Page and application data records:
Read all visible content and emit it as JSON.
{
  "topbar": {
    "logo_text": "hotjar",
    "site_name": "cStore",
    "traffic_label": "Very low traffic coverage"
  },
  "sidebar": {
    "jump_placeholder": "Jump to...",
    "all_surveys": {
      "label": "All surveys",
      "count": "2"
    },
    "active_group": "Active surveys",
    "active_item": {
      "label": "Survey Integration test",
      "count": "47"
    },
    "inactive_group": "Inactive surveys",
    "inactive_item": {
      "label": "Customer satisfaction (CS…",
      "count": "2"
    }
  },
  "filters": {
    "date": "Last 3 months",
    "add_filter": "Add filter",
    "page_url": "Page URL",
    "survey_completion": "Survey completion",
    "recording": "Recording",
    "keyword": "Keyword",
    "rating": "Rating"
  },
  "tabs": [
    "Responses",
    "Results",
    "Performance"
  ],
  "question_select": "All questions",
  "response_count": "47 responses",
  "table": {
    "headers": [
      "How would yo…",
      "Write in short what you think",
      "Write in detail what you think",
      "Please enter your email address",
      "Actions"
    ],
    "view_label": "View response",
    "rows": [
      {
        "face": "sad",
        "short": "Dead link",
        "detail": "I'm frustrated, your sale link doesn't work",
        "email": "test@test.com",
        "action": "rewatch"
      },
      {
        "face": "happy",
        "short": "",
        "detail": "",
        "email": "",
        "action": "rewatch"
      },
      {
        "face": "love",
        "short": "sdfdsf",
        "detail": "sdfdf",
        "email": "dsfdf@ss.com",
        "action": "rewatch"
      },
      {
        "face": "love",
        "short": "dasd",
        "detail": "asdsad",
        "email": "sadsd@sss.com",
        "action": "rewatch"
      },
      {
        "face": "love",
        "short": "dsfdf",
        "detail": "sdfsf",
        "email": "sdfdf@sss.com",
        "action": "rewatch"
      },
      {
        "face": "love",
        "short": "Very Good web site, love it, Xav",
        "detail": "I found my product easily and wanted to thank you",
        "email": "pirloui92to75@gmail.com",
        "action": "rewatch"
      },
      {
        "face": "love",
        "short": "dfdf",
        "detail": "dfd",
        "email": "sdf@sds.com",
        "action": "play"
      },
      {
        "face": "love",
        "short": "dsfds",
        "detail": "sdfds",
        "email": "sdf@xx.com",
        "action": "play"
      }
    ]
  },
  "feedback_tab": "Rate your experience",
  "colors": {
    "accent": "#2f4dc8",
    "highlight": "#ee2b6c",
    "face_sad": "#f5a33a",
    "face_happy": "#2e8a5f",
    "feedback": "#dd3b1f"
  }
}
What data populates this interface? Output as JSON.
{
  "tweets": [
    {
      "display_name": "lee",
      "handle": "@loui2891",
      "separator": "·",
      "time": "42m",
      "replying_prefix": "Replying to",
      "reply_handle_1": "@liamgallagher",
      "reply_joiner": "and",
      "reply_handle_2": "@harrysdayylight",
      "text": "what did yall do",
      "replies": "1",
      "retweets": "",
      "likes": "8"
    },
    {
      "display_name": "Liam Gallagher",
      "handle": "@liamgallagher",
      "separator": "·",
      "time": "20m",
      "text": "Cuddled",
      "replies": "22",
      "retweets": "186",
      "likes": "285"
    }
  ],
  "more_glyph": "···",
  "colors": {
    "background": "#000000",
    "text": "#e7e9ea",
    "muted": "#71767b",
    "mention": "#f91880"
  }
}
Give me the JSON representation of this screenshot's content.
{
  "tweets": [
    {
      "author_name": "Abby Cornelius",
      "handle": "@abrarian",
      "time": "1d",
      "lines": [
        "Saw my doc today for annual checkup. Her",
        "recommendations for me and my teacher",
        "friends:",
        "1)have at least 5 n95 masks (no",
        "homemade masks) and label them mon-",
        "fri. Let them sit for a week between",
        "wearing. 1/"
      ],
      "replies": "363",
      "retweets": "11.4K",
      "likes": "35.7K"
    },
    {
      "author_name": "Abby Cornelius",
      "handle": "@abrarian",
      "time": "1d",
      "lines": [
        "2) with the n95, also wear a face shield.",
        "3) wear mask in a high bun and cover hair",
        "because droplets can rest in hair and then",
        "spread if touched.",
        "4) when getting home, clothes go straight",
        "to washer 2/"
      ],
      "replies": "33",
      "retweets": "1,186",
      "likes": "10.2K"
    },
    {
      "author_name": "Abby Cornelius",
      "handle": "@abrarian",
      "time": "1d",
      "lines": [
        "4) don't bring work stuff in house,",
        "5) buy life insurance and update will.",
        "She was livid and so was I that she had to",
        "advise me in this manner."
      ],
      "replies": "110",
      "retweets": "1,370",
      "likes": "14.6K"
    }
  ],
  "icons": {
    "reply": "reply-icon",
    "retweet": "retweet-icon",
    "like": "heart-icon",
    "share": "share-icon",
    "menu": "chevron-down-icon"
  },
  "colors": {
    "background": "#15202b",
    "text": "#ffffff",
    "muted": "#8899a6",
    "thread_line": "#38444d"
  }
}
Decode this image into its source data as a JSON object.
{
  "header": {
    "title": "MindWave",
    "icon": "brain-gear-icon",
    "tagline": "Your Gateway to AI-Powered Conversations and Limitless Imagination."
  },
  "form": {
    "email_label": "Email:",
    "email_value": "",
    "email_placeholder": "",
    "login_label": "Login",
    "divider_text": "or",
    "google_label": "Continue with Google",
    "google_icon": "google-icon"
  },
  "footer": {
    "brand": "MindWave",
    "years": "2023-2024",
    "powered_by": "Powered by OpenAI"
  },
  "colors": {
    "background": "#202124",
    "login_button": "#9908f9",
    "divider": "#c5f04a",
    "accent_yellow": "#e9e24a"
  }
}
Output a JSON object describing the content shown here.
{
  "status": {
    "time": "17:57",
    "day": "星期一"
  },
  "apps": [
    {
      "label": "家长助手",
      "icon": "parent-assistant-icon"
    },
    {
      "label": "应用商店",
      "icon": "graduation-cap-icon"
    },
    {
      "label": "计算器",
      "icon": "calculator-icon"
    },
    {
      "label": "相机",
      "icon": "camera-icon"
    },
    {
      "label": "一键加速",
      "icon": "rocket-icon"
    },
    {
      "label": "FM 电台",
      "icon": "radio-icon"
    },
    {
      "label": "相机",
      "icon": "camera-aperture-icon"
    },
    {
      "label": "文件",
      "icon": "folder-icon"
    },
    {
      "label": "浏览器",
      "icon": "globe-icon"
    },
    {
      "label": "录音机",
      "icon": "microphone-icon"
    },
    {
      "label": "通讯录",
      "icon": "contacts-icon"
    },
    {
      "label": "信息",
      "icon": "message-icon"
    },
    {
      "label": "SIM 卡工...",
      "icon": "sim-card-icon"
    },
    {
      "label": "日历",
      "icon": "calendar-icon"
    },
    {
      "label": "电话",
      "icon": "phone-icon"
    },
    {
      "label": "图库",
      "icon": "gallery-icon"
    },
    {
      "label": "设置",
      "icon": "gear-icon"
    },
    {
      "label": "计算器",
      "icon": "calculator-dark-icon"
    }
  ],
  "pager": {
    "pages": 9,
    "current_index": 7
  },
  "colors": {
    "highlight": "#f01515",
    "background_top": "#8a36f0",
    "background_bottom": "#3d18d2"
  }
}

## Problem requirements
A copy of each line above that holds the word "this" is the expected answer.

## Written solution
What data populates this interface? Output as JSON.
Give me the JSON representation of this screenshot's content.
        "advise me in this manner."
Decode this image into its source data as a JSON object.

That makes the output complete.